- _TASK INSTRUCTIONS_
Repeat every entry exactly. Do not include the pictures.

- _EXCERPTED DATA_
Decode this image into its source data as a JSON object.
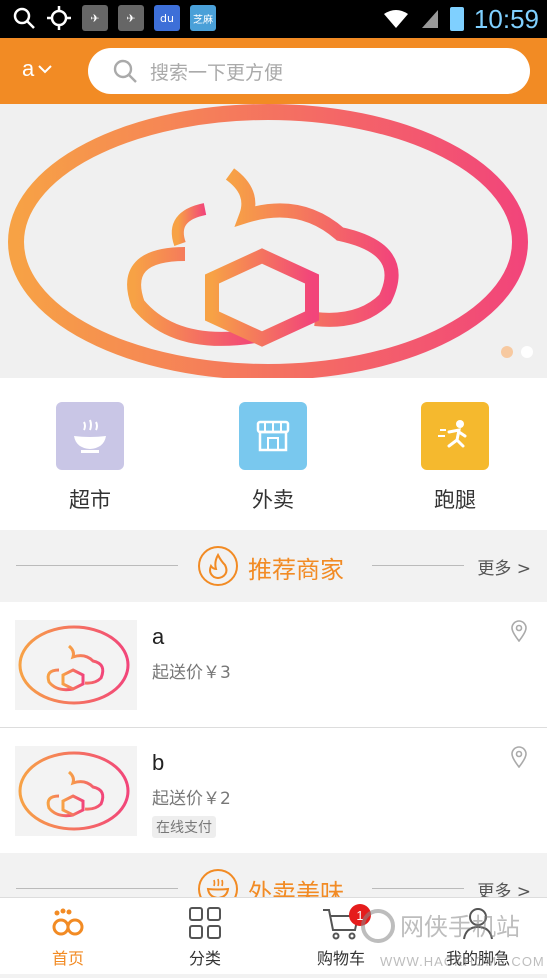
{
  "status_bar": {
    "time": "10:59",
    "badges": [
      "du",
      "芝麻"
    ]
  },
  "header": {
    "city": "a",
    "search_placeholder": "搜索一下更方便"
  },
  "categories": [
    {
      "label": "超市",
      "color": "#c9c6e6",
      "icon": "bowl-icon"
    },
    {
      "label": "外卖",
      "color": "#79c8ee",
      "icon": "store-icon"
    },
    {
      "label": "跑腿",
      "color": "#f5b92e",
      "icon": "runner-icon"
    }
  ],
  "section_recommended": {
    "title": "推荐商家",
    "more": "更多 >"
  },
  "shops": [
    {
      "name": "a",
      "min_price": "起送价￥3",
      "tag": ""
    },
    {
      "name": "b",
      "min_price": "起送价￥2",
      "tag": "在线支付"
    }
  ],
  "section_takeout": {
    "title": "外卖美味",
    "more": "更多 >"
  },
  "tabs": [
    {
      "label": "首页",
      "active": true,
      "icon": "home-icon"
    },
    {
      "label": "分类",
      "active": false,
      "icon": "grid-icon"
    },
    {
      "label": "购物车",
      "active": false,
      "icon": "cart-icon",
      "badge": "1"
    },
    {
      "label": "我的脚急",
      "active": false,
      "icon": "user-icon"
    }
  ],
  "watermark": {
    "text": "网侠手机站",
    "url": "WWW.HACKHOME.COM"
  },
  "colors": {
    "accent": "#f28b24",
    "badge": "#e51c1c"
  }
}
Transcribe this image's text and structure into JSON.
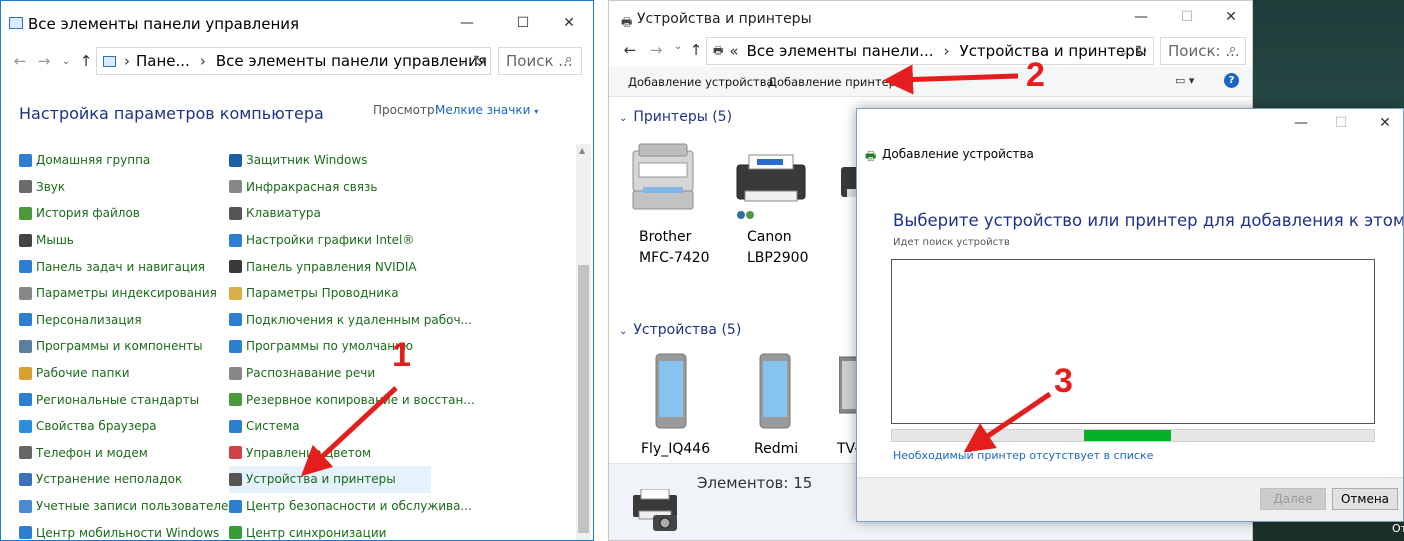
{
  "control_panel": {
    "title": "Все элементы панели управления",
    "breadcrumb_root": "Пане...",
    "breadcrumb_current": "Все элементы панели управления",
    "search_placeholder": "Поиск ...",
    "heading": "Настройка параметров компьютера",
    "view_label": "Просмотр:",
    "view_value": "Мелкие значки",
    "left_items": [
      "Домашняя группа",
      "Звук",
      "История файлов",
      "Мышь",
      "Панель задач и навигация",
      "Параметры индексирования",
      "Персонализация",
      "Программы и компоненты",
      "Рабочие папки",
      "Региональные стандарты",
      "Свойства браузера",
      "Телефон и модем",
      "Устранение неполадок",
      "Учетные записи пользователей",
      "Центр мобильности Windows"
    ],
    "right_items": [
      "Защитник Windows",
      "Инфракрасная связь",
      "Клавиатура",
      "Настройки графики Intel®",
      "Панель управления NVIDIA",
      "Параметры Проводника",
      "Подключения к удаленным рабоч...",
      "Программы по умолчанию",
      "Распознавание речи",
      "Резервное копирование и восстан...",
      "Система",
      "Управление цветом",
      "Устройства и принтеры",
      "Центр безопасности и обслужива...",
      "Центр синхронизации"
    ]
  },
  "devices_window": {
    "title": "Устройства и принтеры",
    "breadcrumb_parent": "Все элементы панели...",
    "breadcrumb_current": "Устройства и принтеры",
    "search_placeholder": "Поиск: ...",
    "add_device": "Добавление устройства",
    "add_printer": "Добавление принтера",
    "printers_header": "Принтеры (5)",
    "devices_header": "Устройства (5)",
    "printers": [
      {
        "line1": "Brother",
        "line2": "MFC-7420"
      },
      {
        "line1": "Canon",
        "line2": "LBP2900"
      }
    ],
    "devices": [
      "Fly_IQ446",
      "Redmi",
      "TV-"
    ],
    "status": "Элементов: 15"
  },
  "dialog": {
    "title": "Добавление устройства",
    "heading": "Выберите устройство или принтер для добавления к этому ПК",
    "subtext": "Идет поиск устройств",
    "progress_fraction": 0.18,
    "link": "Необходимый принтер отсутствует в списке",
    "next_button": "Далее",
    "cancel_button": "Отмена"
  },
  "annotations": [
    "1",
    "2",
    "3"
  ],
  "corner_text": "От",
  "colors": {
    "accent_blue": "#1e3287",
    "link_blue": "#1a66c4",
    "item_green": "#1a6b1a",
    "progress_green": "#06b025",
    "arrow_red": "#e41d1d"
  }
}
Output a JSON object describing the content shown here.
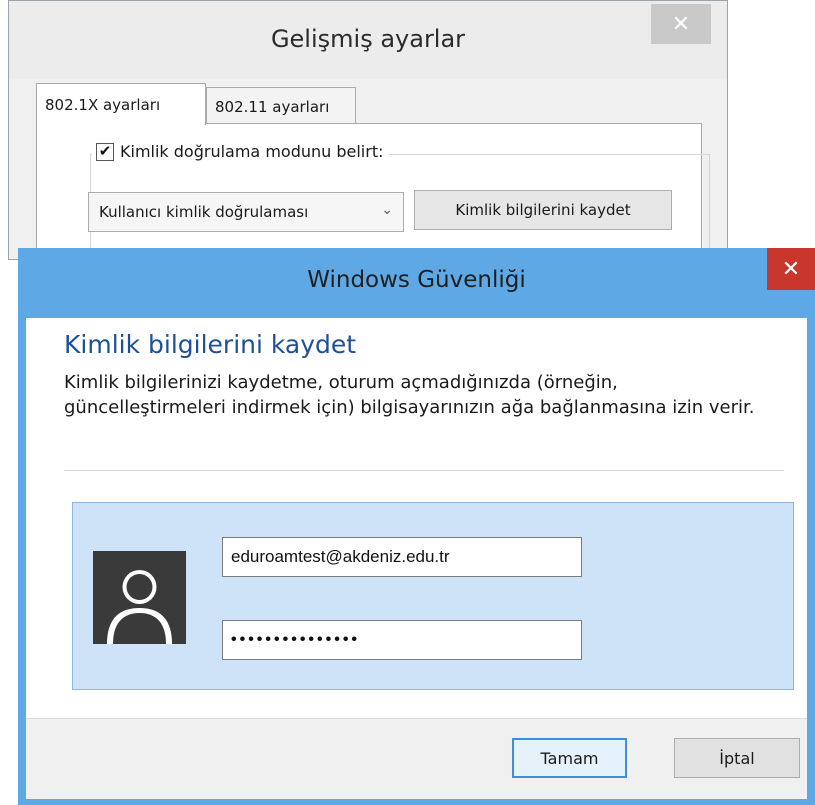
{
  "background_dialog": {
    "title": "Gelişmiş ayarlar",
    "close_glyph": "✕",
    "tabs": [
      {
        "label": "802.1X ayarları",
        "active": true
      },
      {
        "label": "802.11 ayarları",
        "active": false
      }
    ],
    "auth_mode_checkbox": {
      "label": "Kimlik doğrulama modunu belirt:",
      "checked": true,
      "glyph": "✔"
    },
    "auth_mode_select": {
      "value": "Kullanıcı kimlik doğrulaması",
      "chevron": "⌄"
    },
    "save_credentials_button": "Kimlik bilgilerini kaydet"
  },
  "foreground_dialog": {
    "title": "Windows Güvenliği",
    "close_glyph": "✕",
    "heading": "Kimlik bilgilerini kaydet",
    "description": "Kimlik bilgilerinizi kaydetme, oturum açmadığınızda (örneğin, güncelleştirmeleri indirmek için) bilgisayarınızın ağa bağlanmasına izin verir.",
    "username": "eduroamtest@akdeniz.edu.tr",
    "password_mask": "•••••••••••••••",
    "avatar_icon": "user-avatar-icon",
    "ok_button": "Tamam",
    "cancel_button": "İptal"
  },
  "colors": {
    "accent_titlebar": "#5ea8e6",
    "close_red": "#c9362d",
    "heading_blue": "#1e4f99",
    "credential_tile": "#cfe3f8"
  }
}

- _RESPONSE TO THE EXERCISE_
Decode this image into its source data as a JSON object.
{
  "status_bar": {
    "time": "10:59",
    "badges": [
      "du",
      "芝麻"
    ]
  },
  "header": {
    "city": "a",
    "search_placeholder": "搜索一下更方便"
  },
  "categories": [
    {
      "label": "超市",
      "color": "#c9c6e6",
      "icon": "bowl-icon"
    },
    {
      "label": "外卖",
      "color": "#79c8ee",
      "icon": "store-icon"
    },
    {
      "label": "跑腿",
      "color": "#f5b92e",
      "icon": "runner-icon"
    }
  ],
  "section_recommended": {
    "title": "推荐商家",
    "more": "更多 >"
  },
  "shops": [
    {
      "name": "a",
      "min_price": "起送价￥3",
      "tag": ""
    },
    {
      "name": "b",
      "min_price": "起送价￥2",
      "tag": "在线支付"
    }
  ],
  "section_takeout": {
    "title": "外卖美味",
    "more": "更多 >"
  },
  "tabs": [
    {
      "label": "首页",
      "active": true,
      "icon": "home-icon"
    },
    {
      "label": "分类",
      "active": false,
      "icon": "grid-icon"
    },
    {
      "label": "购物车",
      "active": false,
      "icon": "cart-icon",
      "badge": "1"
    },
    {
      "label": "我的脚急",
      "active": false,
      "icon": "user-icon"
    }
  ],
  "watermark": {
    "text": "网侠手机站",
    "url": "WWW.HACKHOME.COM"
  },
  "colors": {
    "accent": "#f28b24",
    "badge": "#e51c1c"
  }
}
Transcribe this image's text and structure into JSON.
{
  "control_panel": {
    "title": "Все элементы панели управления",
    "breadcrumb_root": "Пане...",
    "breadcrumb_current": "Все элементы панели управления",
    "search_placeholder": "Поиск ...",
    "heading": "Настройка параметров компьютера",
    "view_label": "Просмотр:",
    "view_value": "Мелкие значки",
    "left_items": [
      "Домашняя группа",
      "Звук",
      "История файлов",
      "Мышь",
      "Панель задач и навигация",
      "Параметры индексирования",
      "Персонализация",
      "Программы и компоненты",
      "Рабочие папки",
      "Региональные стандарты",
      "Свойства браузера",
      "Телефон и модем",
      "Устранение неполадок",
      "Учетные записи пользователей",
      "Центр мобильности Windows"
    ],
    "right_items": [
      "Защитник Windows",
      "Инфракрасная связь",
      "Клавиатура",
      "Настройки графики Intel®",
      "Панель управления NVIDIA",
      "Параметры Проводника",
      "Подключения к удаленным рабоч...",
      "Программы по умолчанию",
      "Распознавание речи",
      "Резервное копирование и восстан...",
      "Система",
      "Управление цветом",
      "Устройства и принтеры",
      "Центр безопасности и обслужива...",
      "Центр синхронизации"
    ]
  },
  "devices_window": {
    "title": "Устройства и принтеры",
    "breadcrumb_parent": "Все элементы панели...",
    "breadcrumb_current": "Устройства и принтеры",
    "search_placeholder": "Поиск: ...",
    "add_device": "Добавление устройства",
    "add_printer": "Добавление принтера",
    "printers_header": "Принтеры (5)",
    "devices_header": "Устройства (5)",
    "printers": [
      {
        "line1": "Brother",
        "line2": "MFC-7420"
      },
      {
        "line1": "Canon",
        "line2": "LBP2900"
      }
    ],
    "devices": [
      "Fly_IQ446",
      "Redmi",
      "TV-"
    ],
    "status": "Элементов: 15"
  },
  "dialog": {
    "title": "Добавление устройства",
    "heading": "Выберите устройство или принтер для добавления к этому ПК",
    "subtext": "Идет поиск устройств",
    "progress_fraction": 0.18,
    "link": "Необходимый принтер отсутствует в списке",
    "next_button": "Далее",
    "cancel_button": "Отмена"
  },
  "annotations": [
    "1",
    "2",
    "3"
  ],
  "corner_text": "От",
  "colors": {
    "accent_blue": "#1e3287",
    "link_blue": "#1a66c4",
    "item_green": "#1a6b1a",
    "progress_green": "#06b025",
    "arrow_red": "#e41d1d"
  }
}
Output a JSON object describing the content shown here.
{
  "background_dialog": {
    "title": "Gelişmiş ayarlar",
    "close_glyph": "✕",
    "tabs": [
      {
        "label": "802.1X ayarları",
        "active": true
      },
      {
        "label": "802.11 ayarları",
        "active": false
      }
    ],
    "auth_mode_checkbox": {
      "label": "Kimlik doğrulama modunu belirt:",
      "checked": true,
      "glyph": "✔"
    },
    "auth_mode_select": {
      "value": "Kullanıcı kimlik doğrulaması",
      "chevron": "⌄"
    },
    "save_credentials_button": "Kimlik bilgilerini kaydet"
  },
  "foreground_dialog": {
    "title": "Windows Güvenliği",
    "close_glyph": "✕",
    "heading": "Kimlik bilgilerini kaydet",
    "description": "Kimlik bilgilerinizi kaydetme, oturum açmadığınızda (örneğin, güncelleştirmeleri indirmek için) bilgisayarınızın ağa bağlanmasına izin verir.",
    "username": "eduroamtest@akdeniz.edu.tr",
    "password_mask": "•••••••••••••••",
    "avatar_icon": "user-avatar-icon",
    "ok_button": "Tamam",
    "cancel_button": "İptal"
  },
  "colors": {
    "accent_titlebar": "#5ea8e6",
    "close_red": "#c9362d",
    "heading_blue": "#1e4f99",
    "credential_tile": "#cfe3f8"
  }
}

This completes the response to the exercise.